January 12, 2015
By Margie Coloian
Anybody who followed the controversy over the diabetes drug rosiglitazone (trade name Avandia) knows that Dr. Steve Nissen played a central role in the Food and Drug Administration’s decision to issue a warning about the drug’s cardiovascular risks. He was also involved in blowing the whistle in 2001 in identifying the cardiovascular risk of the pain medication Vioxx. But Nissen’s history of activism began long before.
It took him eight years to earn his bachelor’s degree at the University of Michigan because he took time off to participate in sit-ins and marches on Washington for the civil rights movement and against the Vietnam War. “I wanted to change society,” he says. “I was involved in considerable civil obedience as a young man.
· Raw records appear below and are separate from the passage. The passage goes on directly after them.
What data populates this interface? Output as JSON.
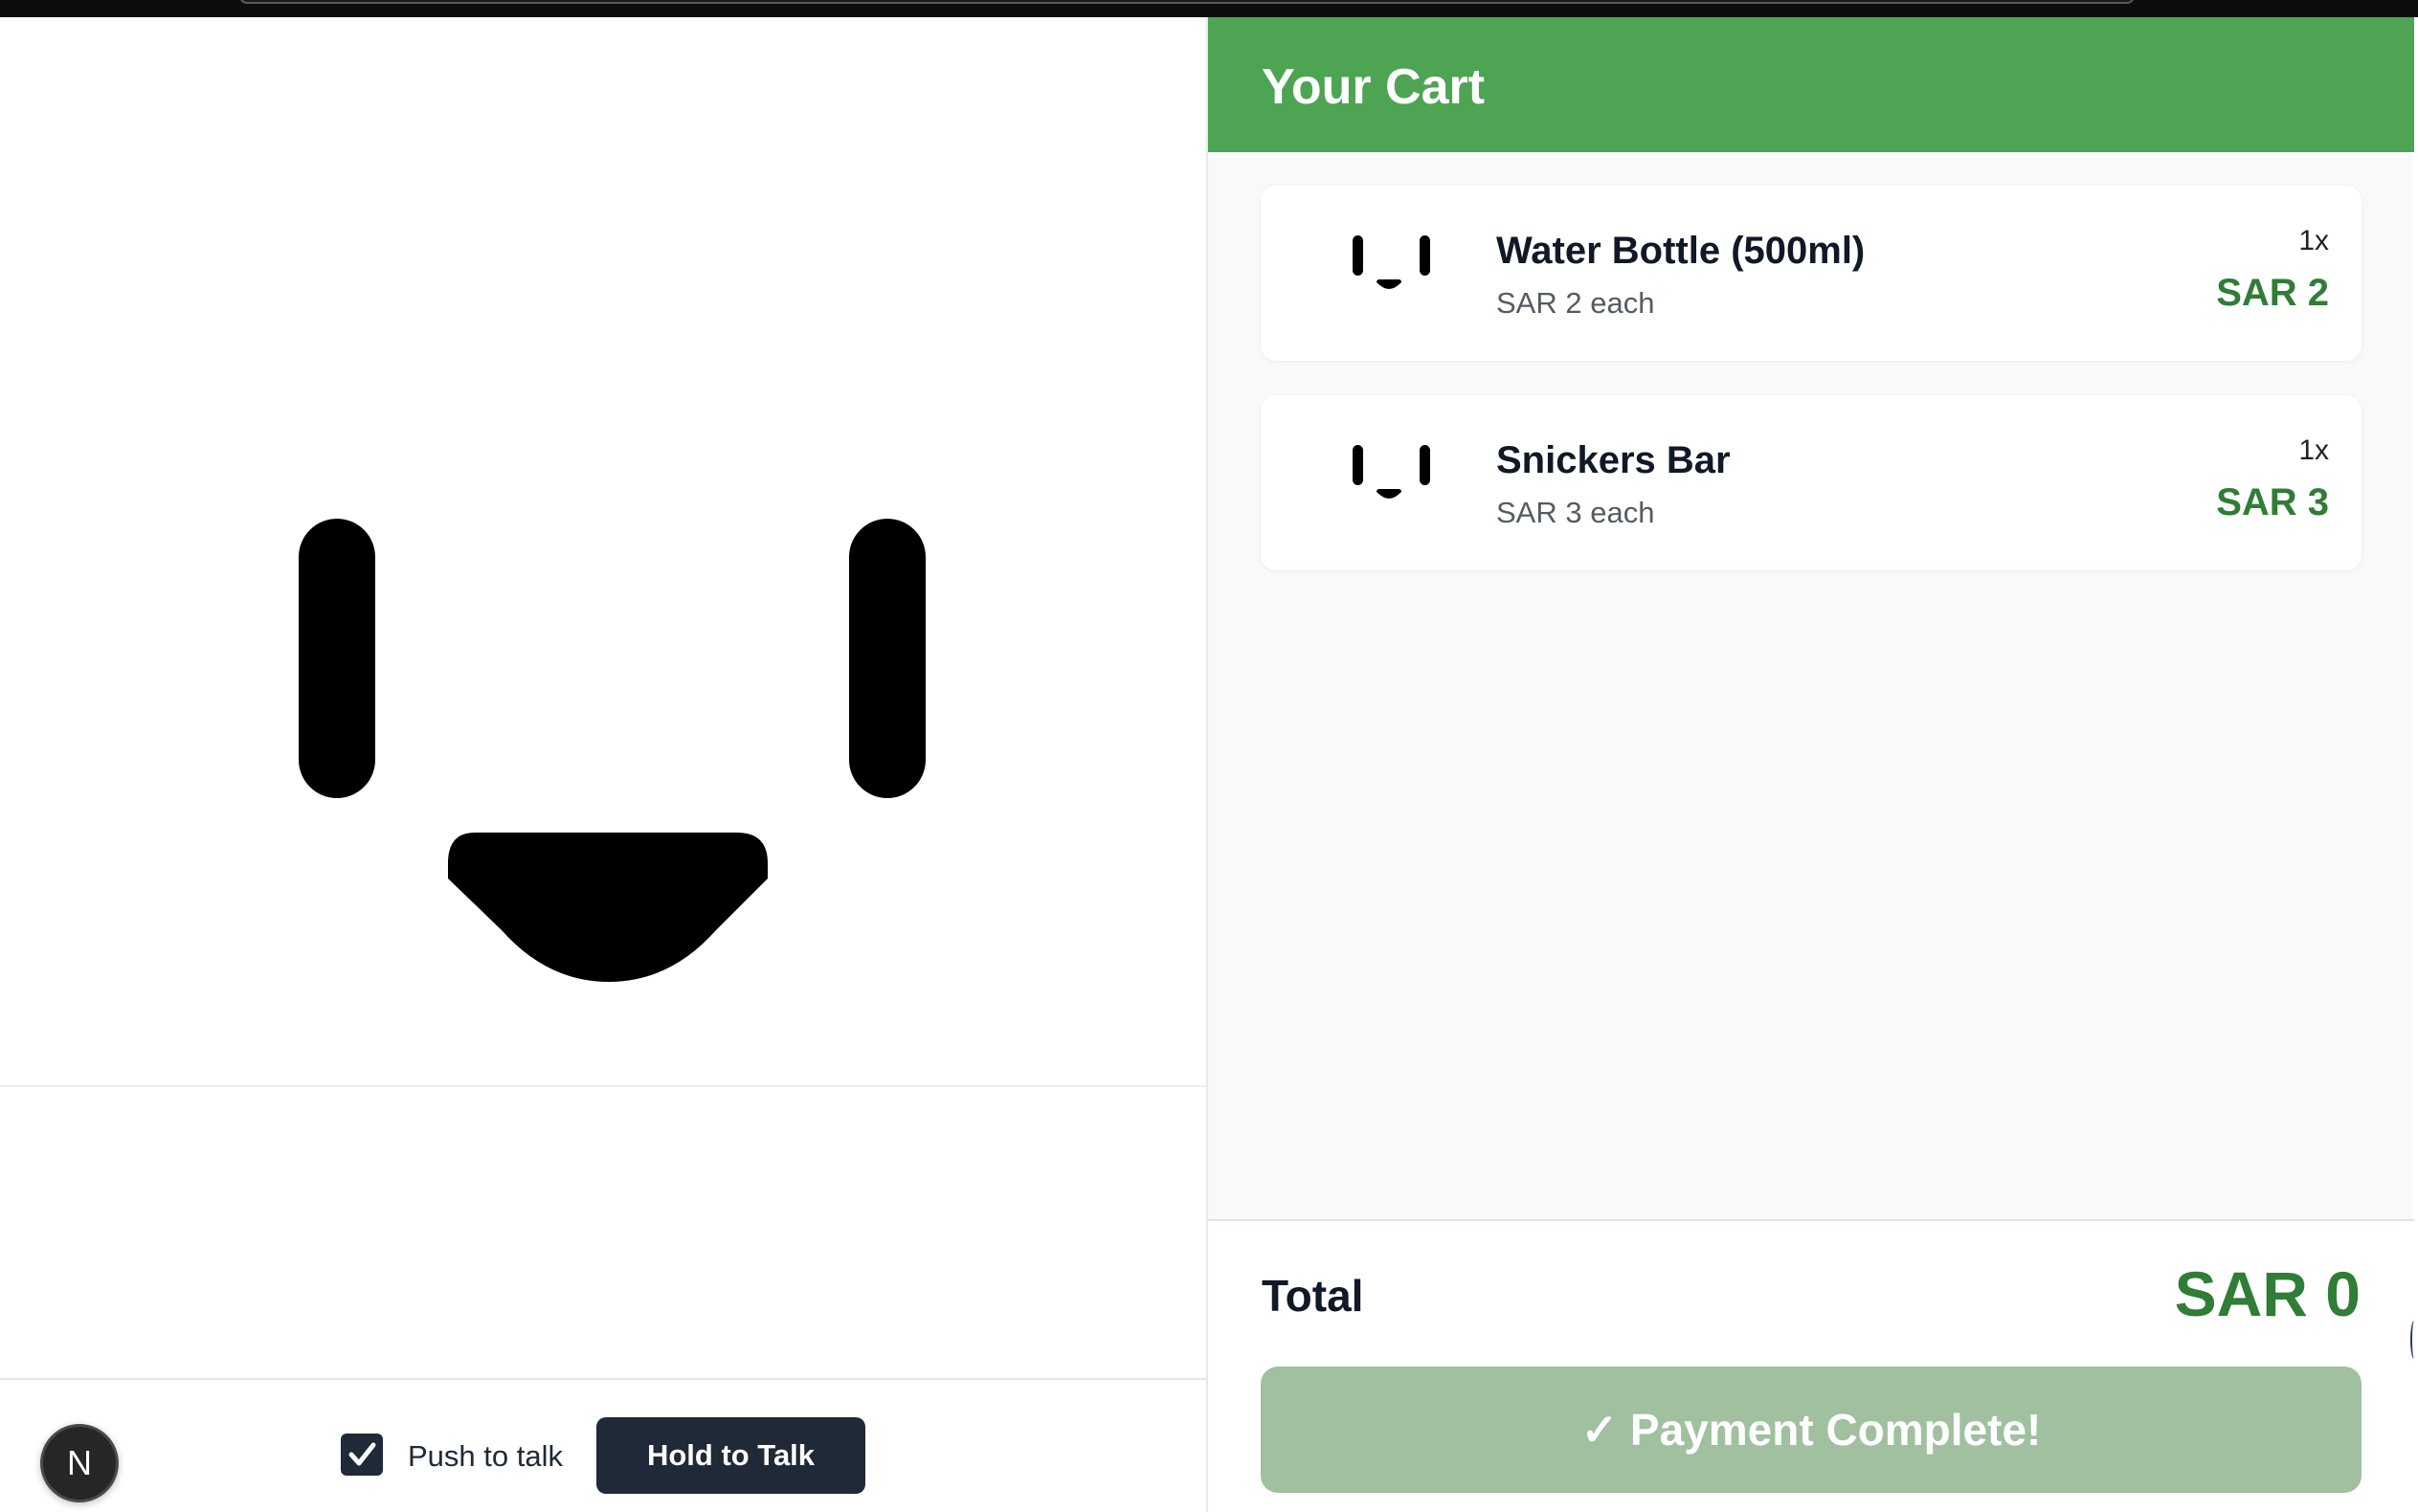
{
  "bottom_bar": {
    "avatar_initial": "N",
    "push_to_talk_label": "Push to talk",
    "push_to_talk_checked": true,
    "hold_button_label": "Hold to Talk"
  },
  "cart": {
    "title": "Your Cart",
    "items": [
      {
        "name": "Water Bottle (500ml)",
        "unit_price": "SAR 2 each",
        "quantity": "1x",
        "line_total": "SAR 2"
      },
      {
        "name": "Snickers Bar",
        "unit_price": "SAR 3 each",
        "quantity": "1x",
        "line_total": "SAR 3"
      }
    ],
    "total_label": "Total",
    "total_value": "SAR 0",
    "payment_button_label": "✓ Payment Complete!"
  },
  "colors": {
    "header_green": "#4da453",
    "price_green": "#2f7d36",
    "payment_button": "#a0c0a0",
    "dark_button": "#1f2937"
  }
}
I’m a doctor now but I wouldn’t have traded it in for a minute.”
Being an activist at heart makes Nissen a natural to keynote at the Lown Institute third annual meeting next March in San Diego. “You can’t escape what is happening in medicine,” he says. “We spend nearly 20 percent of our GDP on healthcare, but patients don’t fare better because we work in a system that is driven by perverse incentives: we get paid more for doing more to patients. It’s got to stop.”
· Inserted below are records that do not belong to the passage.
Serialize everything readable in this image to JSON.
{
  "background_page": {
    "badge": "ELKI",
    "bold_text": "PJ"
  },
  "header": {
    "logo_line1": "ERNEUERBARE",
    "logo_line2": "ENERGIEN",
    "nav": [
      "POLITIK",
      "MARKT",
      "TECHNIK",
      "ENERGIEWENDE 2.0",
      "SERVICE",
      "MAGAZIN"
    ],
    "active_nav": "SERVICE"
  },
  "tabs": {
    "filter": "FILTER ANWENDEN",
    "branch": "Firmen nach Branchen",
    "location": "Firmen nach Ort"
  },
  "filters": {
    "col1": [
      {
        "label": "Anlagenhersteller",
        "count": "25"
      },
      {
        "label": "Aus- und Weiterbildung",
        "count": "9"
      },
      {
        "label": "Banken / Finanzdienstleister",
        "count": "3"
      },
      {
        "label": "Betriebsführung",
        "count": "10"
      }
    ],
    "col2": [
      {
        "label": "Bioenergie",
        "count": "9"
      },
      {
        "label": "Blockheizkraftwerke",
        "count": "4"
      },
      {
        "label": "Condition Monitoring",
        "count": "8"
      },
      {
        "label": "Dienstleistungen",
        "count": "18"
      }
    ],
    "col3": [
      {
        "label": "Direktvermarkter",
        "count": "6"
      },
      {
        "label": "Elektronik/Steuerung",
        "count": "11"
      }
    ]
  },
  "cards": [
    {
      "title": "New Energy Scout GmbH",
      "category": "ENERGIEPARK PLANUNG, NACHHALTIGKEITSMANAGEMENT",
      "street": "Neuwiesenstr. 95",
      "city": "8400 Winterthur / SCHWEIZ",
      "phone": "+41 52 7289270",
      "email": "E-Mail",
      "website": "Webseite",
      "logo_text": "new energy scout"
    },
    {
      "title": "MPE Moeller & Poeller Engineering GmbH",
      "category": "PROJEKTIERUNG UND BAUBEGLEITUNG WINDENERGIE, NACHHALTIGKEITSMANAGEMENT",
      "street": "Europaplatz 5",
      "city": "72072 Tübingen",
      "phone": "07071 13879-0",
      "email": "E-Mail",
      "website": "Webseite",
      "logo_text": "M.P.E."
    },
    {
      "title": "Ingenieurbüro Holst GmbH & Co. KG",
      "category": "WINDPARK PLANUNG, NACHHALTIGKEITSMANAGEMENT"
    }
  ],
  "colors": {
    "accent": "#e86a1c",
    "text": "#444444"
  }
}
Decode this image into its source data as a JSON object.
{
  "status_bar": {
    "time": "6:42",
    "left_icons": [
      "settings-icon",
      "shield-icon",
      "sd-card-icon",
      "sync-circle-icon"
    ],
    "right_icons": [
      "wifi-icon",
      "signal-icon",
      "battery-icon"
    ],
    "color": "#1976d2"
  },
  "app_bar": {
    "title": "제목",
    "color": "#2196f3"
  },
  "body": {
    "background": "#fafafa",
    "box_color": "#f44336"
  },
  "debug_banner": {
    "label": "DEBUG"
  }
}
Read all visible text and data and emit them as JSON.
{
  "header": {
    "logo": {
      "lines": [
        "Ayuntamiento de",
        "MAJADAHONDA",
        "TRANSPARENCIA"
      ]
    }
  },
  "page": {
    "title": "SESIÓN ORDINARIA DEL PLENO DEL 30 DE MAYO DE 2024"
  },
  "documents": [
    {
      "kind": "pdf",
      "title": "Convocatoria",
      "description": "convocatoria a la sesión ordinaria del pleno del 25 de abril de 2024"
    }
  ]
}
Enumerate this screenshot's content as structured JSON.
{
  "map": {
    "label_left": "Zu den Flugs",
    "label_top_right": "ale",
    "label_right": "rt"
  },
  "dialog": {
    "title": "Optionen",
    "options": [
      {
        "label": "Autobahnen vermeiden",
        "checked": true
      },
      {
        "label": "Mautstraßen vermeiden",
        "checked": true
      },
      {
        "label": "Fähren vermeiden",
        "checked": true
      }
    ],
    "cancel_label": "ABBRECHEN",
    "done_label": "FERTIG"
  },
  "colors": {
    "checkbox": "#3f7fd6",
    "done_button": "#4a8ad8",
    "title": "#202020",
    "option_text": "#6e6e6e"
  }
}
Nissen is still standing up—for patients. “I’ve made tough choices. I’ve battled large pharmaceutical companies but I also work closely with (pharma) industry to develop new drugs. Finding balance working with industry to find new treatments is our obligation. But when the drugs don’t work, we must tell them that they’re not beneficial to patients.”
Nissen is not shy about venting his anger over medicine practiced without evidence of efficacy. “I work in a specialty that has over-utilized coronary stenting in stable angina. This is a critical issue, and we have an ethical responsibility to patients to make sure we give them the right care.” Also citing PSA screenings and prostate biopsies, as examples, he asks, “How many things are we doing that when studied carefully, we see these interventions have led us in the wrong direction? When you do unnecessary screening, you compromise the health of patients, instead of improving it.”
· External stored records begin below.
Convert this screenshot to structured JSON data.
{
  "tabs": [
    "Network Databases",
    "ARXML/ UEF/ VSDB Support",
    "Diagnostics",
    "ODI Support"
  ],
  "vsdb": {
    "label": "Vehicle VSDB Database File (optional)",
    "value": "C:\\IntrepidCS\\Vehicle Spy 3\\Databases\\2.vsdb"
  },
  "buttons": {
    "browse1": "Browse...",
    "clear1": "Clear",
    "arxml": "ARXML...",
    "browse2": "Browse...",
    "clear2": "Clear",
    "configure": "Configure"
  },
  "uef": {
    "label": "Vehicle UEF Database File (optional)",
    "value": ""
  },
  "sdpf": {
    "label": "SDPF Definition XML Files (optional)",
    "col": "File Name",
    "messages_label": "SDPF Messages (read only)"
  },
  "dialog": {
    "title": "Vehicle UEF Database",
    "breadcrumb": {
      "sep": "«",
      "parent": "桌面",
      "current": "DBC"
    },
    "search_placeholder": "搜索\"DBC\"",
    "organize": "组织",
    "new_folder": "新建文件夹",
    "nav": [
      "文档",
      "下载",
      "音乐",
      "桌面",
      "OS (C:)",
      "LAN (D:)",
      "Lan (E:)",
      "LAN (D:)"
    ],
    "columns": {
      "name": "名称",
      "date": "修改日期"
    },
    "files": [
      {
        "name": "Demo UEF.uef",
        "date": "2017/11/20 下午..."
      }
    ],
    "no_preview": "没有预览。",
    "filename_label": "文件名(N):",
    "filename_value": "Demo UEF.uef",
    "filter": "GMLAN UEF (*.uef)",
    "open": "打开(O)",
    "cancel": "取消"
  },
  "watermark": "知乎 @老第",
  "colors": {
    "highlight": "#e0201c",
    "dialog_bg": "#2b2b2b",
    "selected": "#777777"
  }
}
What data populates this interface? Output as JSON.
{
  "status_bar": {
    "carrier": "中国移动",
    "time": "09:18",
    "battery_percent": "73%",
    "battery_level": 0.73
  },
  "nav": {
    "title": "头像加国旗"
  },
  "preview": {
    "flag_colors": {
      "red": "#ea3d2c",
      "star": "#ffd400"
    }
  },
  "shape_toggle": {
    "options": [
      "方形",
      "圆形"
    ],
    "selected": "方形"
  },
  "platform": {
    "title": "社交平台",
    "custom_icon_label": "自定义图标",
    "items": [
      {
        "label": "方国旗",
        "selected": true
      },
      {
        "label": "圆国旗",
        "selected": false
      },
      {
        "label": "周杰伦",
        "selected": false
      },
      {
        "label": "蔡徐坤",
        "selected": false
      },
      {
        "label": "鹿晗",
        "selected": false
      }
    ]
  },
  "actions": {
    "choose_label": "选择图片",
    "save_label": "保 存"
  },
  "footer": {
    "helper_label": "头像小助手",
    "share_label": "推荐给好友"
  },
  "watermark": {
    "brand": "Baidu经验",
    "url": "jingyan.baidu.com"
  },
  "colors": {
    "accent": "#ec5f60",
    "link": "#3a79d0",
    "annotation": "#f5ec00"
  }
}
Collaborating on efforts to curb overuse and misuse is what Nissen sees as a prime reason to attend the conference. “I like the fact that this conference is unlike the others I go to, which are all physician-led. I learn so much from nurses and social workers and others, people from all different walks of life,” he says. “We can learn from each other at this conference, and it’s not just about the doctors.”
Please join Dr. Nissen and our other great speakers and panelists in San Diego, March 8-11. If you haven’t registered for the conference, do so now.